If you're training for an endurance event like a marathon, when you might run 60 miles or more per week, you'll almost always see a decrease in your muscle mass. For most of us, who do more moderate amounts of physical activity, there will be minimal, if any, loss in muscle mass -- so there's nothing to worry about.
If you do plan on lots of aerobic exercise and are concerned about losing muscle, try starting with 20-30 minutes of moderate aerobic exercise (at 50% to 70% of your maximum heart rate) two to three days per week, and see how it goes.
Q. Should I hold off on weight training until I lose weight?
Absolutely not. Lifting weights will not only help you lose weight, but maintain the loss. Here's why:
- Muscle keeps your metabolism revved up, burning calories, fat, and glucose (sugar).
- When you lose weight, up to 25% of the loss may come from muscle, resulting in a slower metabolism. Weight lifting will help preserve or rebuild any muscle you lose by dieting.
- Muscle helps you with aerobic exercise. The stronger you are, the better you will be at any aerobic activity.
- Weight training improves your body's muscle-to-fat ratio (you end up with less body fat and more muscle), which improves both your health and your fitness level.
- Gaining muscle will help you look better as you define and tone your physique.

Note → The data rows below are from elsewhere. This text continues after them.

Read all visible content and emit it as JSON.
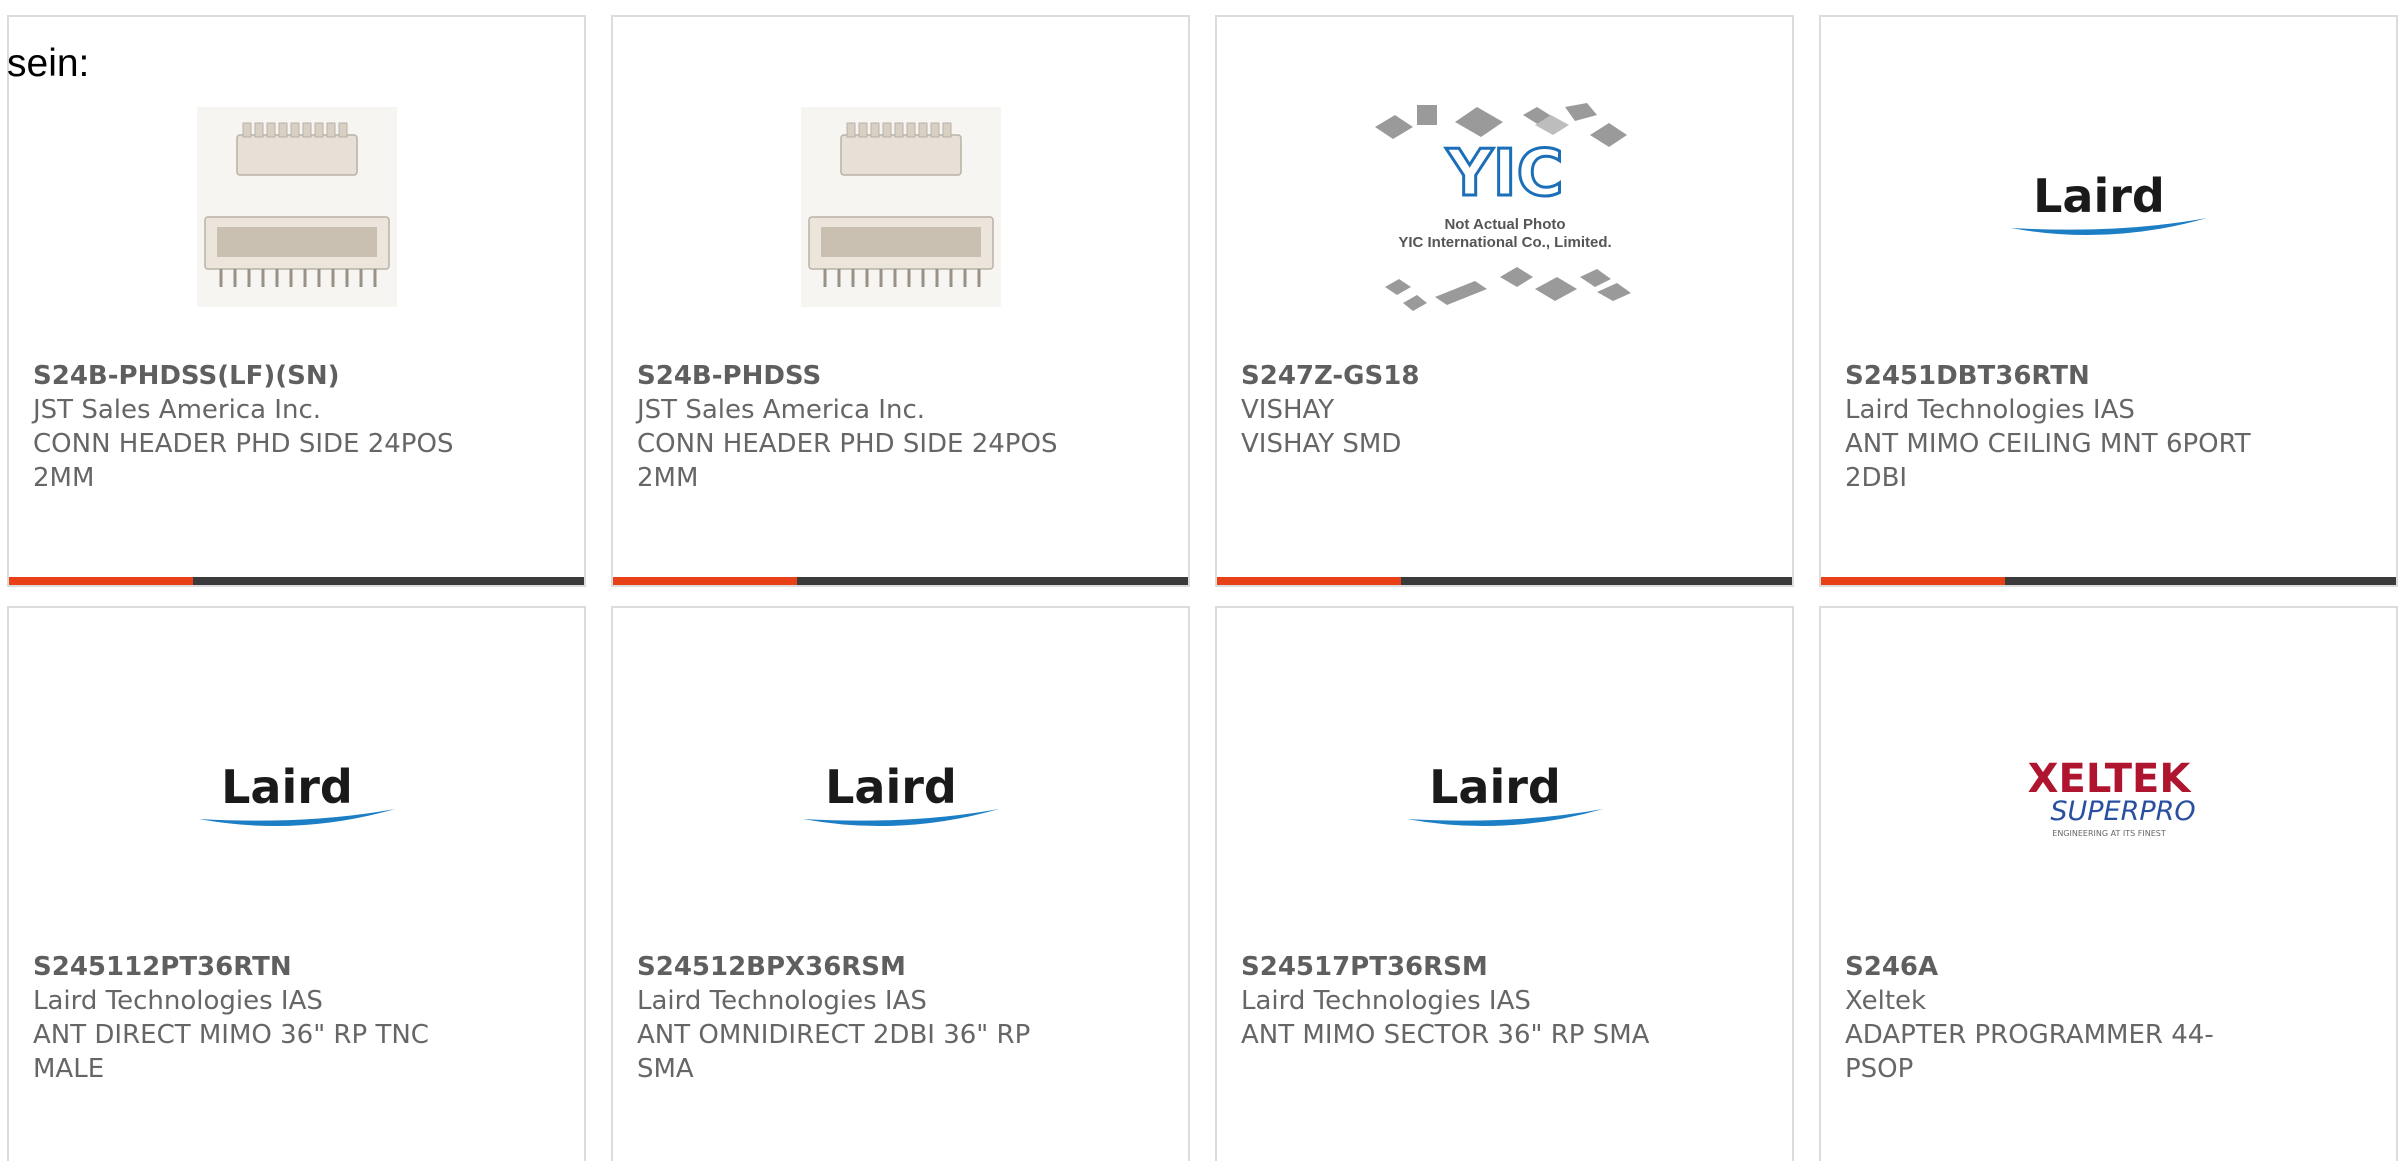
{
  "intro_text": "sein:",
  "colors": {
    "accent_bar": "#e84118",
    "bar_dark": "#3a3a3a",
    "text": "#666666",
    "laird_blue": "#1c7ec4",
    "xeltek_red": "#b01530",
    "xeltek_blue": "#2a4fa0"
  },
  "products": [
    {
      "part_number": "S24B-PHDSS(LF)(SN)",
      "manufacturer": "JST Sales America Inc.",
      "description": "CONN HEADER PHD SIDE 24POS 2MM",
      "image": "connector-photo"
    },
    {
      "part_number": "S24B-PHDSS",
      "manufacturer": "JST Sales America Inc.",
      "description": "CONN HEADER PHD SIDE 24POS 2MM",
      "image": "connector-photo"
    },
    {
      "part_number": "S247Z-GS18",
      "manufacturer": "VISHAY",
      "description": "VISHAY SMD",
      "image": "yic-placeholder",
      "image_text": {
        "logo": "YIC",
        "line1": "Not Actual Photo",
        "line2": "YIC International Co., Limited."
      }
    },
    {
      "part_number": "S2451DBT36RTN",
      "manufacturer": "Laird Technologies IAS",
      "description": "ANT MIMO CEILING MNT 6PORT 2DBI",
      "image": "laird-logo",
      "image_text": {
        "logo": "Laird"
      }
    },
    {
      "part_number": "S245112PT36RTN",
      "manufacturer": "Laird Technologies IAS",
      "description": "ANT DIRECT MIMO 36\" RP TNC MALE",
      "image": "laird-logo",
      "image_text": {
        "logo": "Laird"
      }
    },
    {
      "part_number": "S24512BPX36RSM",
      "manufacturer": "Laird Technologies IAS",
      "description": "ANT OMNIDIRECT 2DBI 36\" RP SMA",
      "image": "laird-logo",
      "image_text": {
        "logo": "Laird"
      }
    },
    {
      "part_number": "S24517PT36RSM",
      "manufacturer": "Laird Technologies IAS",
      "description": "ANT MIMO SECTOR 36\" RP SMA",
      "image": "laird-logo",
      "image_text": {
        "logo": "Laird"
      }
    },
    {
      "part_number": "S246A",
      "manufacturer": "Xeltek",
      "description": "ADAPTER PROGRAMMER 44-PSOP",
      "image": "xeltek-logo",
      "image_text": {
        "logo_top": "XELTEK",
        "logo_bottom": "SUPERPRO",
        "tagline": "ENGINEERING AT ITS FINEST"
      }
    }
  ]
}
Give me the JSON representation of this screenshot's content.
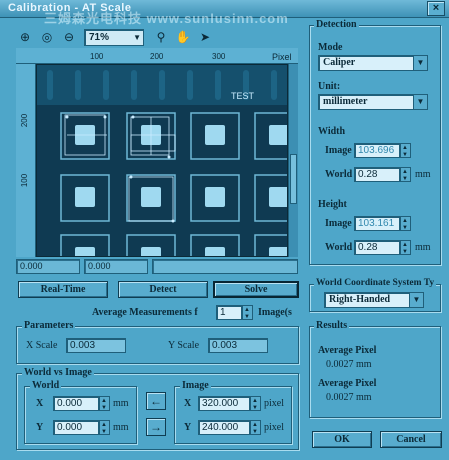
{
  "window": {
    "title": "Calibration - AT Scale",
    "watermark": "三姆森光电科技 www.sunlusinn.com",
    "close_label": "×"
  },
  "toolbar": {
    "zoom": "71%",
    "pixel_label": "Pixel"
  },
  "ruler": {
    "x": [
      "100",
      "200",
      "300"
    ],
    "y": [
      "200",
      "100"
    ]
  },
  "image": {
    "annotation": "TEST"
  },
  "status": {
    "a": "0.000",
    "b": "0.000"
  },
  "buttons": {
    "realtime": "Real-Time",
    "detect": "Detect",
    "solve": "Solve",
    "ok": "OK",
    "cancel": "Cancel",
    "arrow_left": "←",
    "arrow_right": "→"
  },
  "avg": {
    "label": "Average Measurements f",
    "value": "1",
    "suffix": "Image(s"
  },
  "parameters": {
    "title": "Parameters",
    "x_label": "X Scale",
    "x_value": "0.003",
    "y_label": "Y Scale",
    "y_value": "0.003"
  },
  "world_vs_image": {
    "title": "World vs Image",
    "world_title": "World",
    "x_label": "X",
    "x_value": "0.000",
    "y_label": "Y",
    "y_value": "0.000",
    "unit": "mm",
    "image_title": "Image",
    "ix_label": "X",
    "ix_value": "320.000",
    "iy_label": "Y",
    "iy_value": "240.000",
    "iunit": "pixel"
  },
  "detection": {
    "title": "Detection",
    "mode_label": "Mode",
    "mode_value": "Caliper",
    "unit_label": "Unit:",
    "unit_value": "millimeter",
    "width_label": "Width",
    "width_image_label": "Image",
    "width_image_value": "103.696",
    "width_world_label": "World",
    "width_world_value": "0.28",
    "width_world_unit": "mm",
    "height_label": "Height",
    "height_image_label": "Image",
    "height_image_value": "103.161",
    "height_world_label": "World",
    "height_world_value": "0.28",
    "height_world_unit": "mm"
  },
  "coord_system": {
    "title": "World Coordinate System Ty",
    "value": "Right-Handed"
  },
  "results": {
    "title": "Results",
    "avg1_label": "Average Pixel",
    "avg1_value": "0.0027 mm",
    "avg2_label": "Average Pixel",
    "avg2_value": "0.0027 mm"
  },
  "colors": {
    "background": "#4ea6c9",
    "image_bg": "#0f3a52",
    "pad": "#9fd9f0",
    "overlay": "#c9ecff"
  },
  "icons": [
    "zoom-in-icon",
    "zoom-reset-icon",
    "zoom-out-icon",
    "magnifier-icon",
    "pan-hand-icon",
    "pointer-arrow-icon"
  ]
}
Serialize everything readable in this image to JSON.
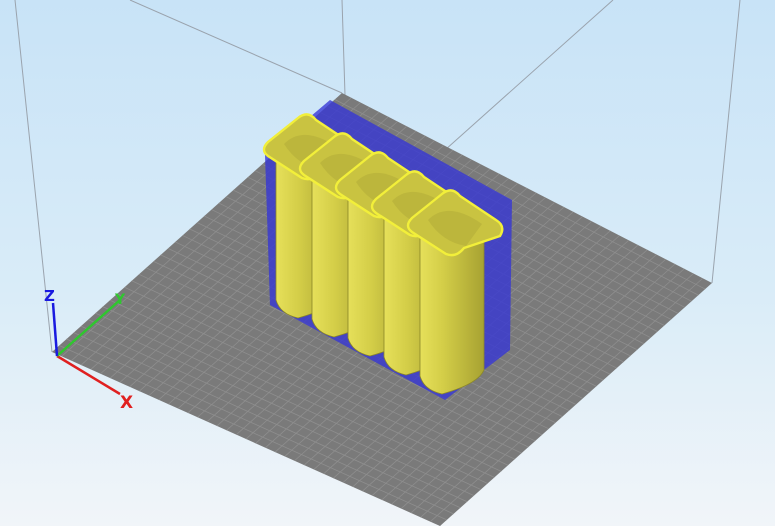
{
  "viewport": {
    "background_top": "#c8e3f7",
    "background_bottom": "#f1f5f9"
  },
  "bed": {
    "color": "#7a7a7a",
    "grid_line_color": "#8e8e8e"
  },
  "model": {
    "body_color": "#d8d24c",
    "rim_color": "#f2ef3a",
    "support_color": "#3434d6",
    "tubes": 5
  },
  "axes": {
    "x_label": "X",
    "y_label": "Y",
    "z_label": "Z",
    "x_color": "#e02020",
    "y_color": "#2ec72e",
    "z_color": "#1a1ae0"
  }
}
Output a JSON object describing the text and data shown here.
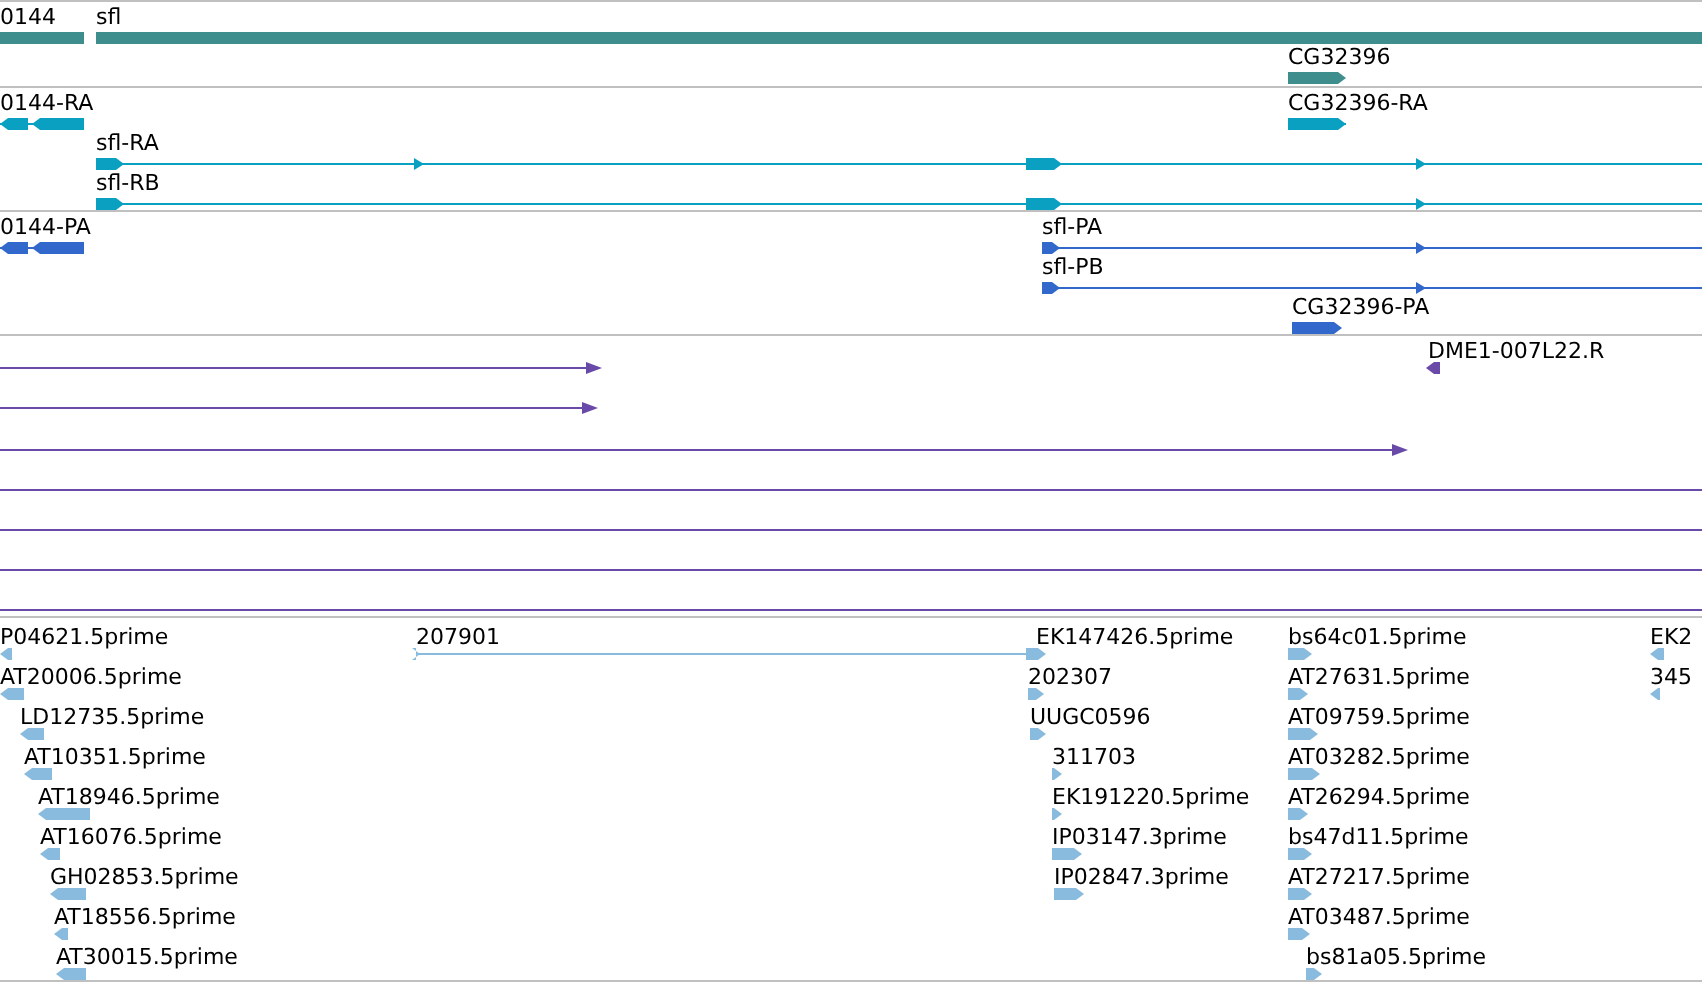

- Building strength helps you feel good about yourself. Although the scale may show a slight weight gain when you start lifting weights (usually five pounds or less), you probably won't look heavier because the gain is in muscle, and your clothes may even fit more loosely.